Why did this sinless One die?  There can be only one logical explanation.  God allowed Jesus to die as the payment for man’s sin.  God was intervening in the life of sinful man, allowing a perfect and sinless sacrifice to be offered.  God was at work!

The sixth point is the turning point.  While it was essential that Jesus die for our sin, the transforming event was the resurrection. 

Peter proclaims that Jesus is alive from the dead because God raised him from the dead after three days.  God supernaturally stepped in and resurrected Jesus Christ from the dead.  His payment for sin was accepted by God and He now is alive, able to offer to man everlasting life.  Today, there is salvation in no other name, and He is Lord of all.

Peter also states that God also gave evidence of the resurrection.  Over 500 people saw the resurrected Lord on at least 10 different occasions.  They ate and drank with Him, proving that the resurrected body was flesh and bones and a digestive track.  He wasn’t a ghost or a spiritual being, He has a body that has been resurrected and glorified.  Jesus is ALIVE.

Peter’s seventh point is that the resurrected Jesus has been ordained of God to be the final Judge of all, both dead and alive.  Everyone will appear before Jesus to be judged. 
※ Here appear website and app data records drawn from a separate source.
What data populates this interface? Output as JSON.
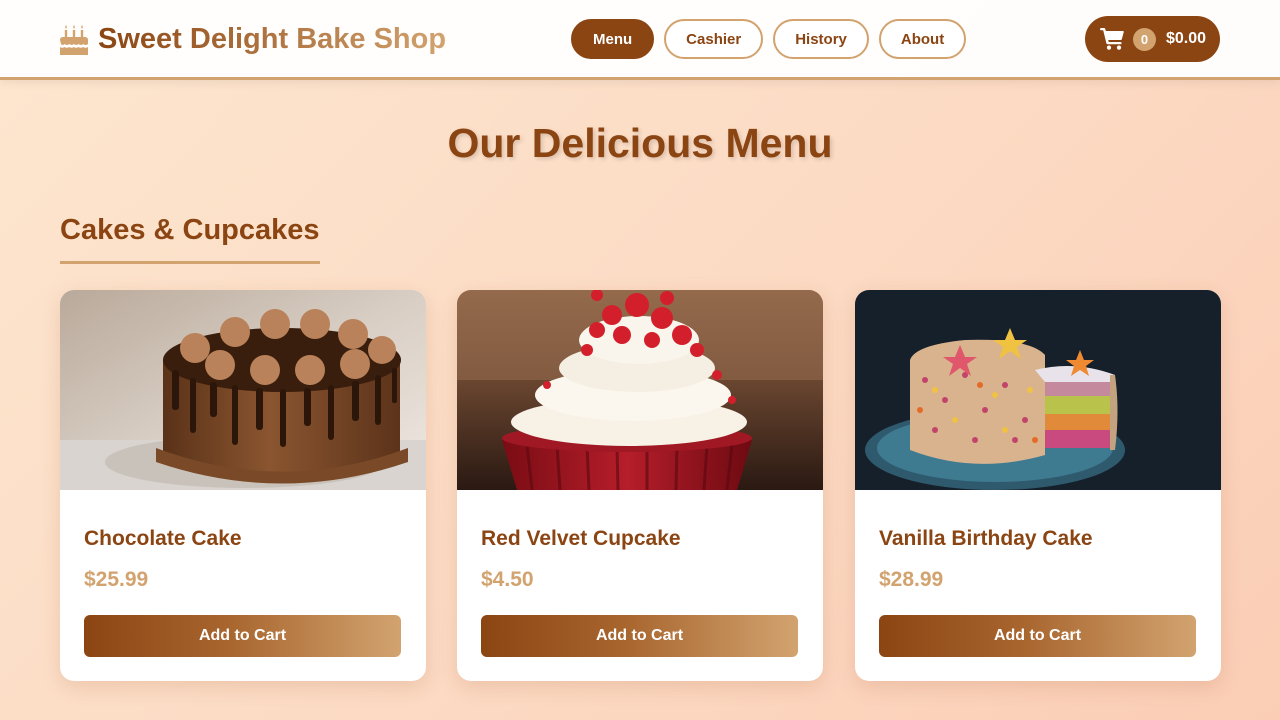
{
  "header": {
    "brand": "Sweet Delight Bake Shop",
    "brand_icon": "birthday-cake-icon",
    "nav": [
      {
        "label": "Menu",
        "active": true
      },
      {
        "label": "Cashier",
        "active": false
      },
      {
        "label": "History",
        "active": false
      },
      {
        "label": "About",
        "active": false
      }
    ],
    "cart": {
      "icon": "shopping-cart-icon",
      "count": "0",
      "total": "$0.00"
    }
  },
  "main": {
    "title": "Our Delicious Menu",
    "section_title": "Cakes & Cupcakes",
    "products": [
      {
        "name": "Chocolate Cake",
        "price": "$25.99",
        "button": "Add to Cart"
      },
      {
        "name": "Red Velvet Cupcake",
        "price": "$4.50",
        "button": "Add to Cart"
      },
      {
        "name": "Vanilla Birthday Cake",
        "price": "$28.99",
        "button": "Add to Cart"
      }
    ]
  },
  "colors": {
    "primary": "#8b4513",
    "accent": "#d2a36f",
    "background": "#fde6cf"
  }
}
We all will stand before Jesus Christ as our final judge.  Some will be at the Judgment Seat of Christ, and will be judged for the faithful service we have offered as worship to the Lord Jesus Christ.  Others will stand before Jesus Christ and give an explanation for why they rejected Jesus as their personal sacrifice and Savior.  They will have to explain why they forfeited the right to a personal relationship with God, just to continue with their sinful and selfish life in spite of the knowledge that Jesus had died in their place to pay the price for their sin.  Because of their rejection of Jesus as the payment for their sin, they will be cast into everlasting torment, regardless of the good deeds they may have done.

Where you spend eternity is dependent on what you do with Jesus Christ while on this earth.

The final point in Peter’s sermon to this group gathered by Cornelius is that Jesus Christ is the source of God’s complete and final forgiveness of our sins. 

Peter presents Jesus Christ as the only source of God’s forgiveness for our sins.  Today, you can meet Jesus as the forgiver of all your sins.  Peter starts the sermon by showing that Jesus is the Peacemaker and he ends the sermon by introducing Jesus as the Peacemaker.  By God’s grace, we all can receive salvation by faith through Jesus Christ.  Because of our belief,  we were given the authority to become the sons of God.  This trust will result in us being clothed with the righteousness of Christ, and becoming a son of God.  We receive an inheritance and the indwelling presence of the Holy Spirit.  He uses us as His instrument, doing good works by the power of the Holy Spirit.  We can overcome Satan, self, and sin through the power given us through the Holy Spirit.  Our sins are forever blotting out, covered by the blood of Jesus and removed from us forever.

The final five verses tell us the results of Peter proclamation.

  1.  The Holy Ghost came upon them.
  2. Jewish Christians were amazed, because Gentiles Christians were being added to the church as equals with them.
  3. The Gentile Christians demonstrated the presence and power of the Holy Spirit in the same way that the Jewish Christians did in Acts 2, magnifying God.
  4. The Gentile Christians were baptized with the same baptism as the Jewish believers.
  5. The Gentile Christians were obedient and asked Paul to stay, so they could be taught and grow.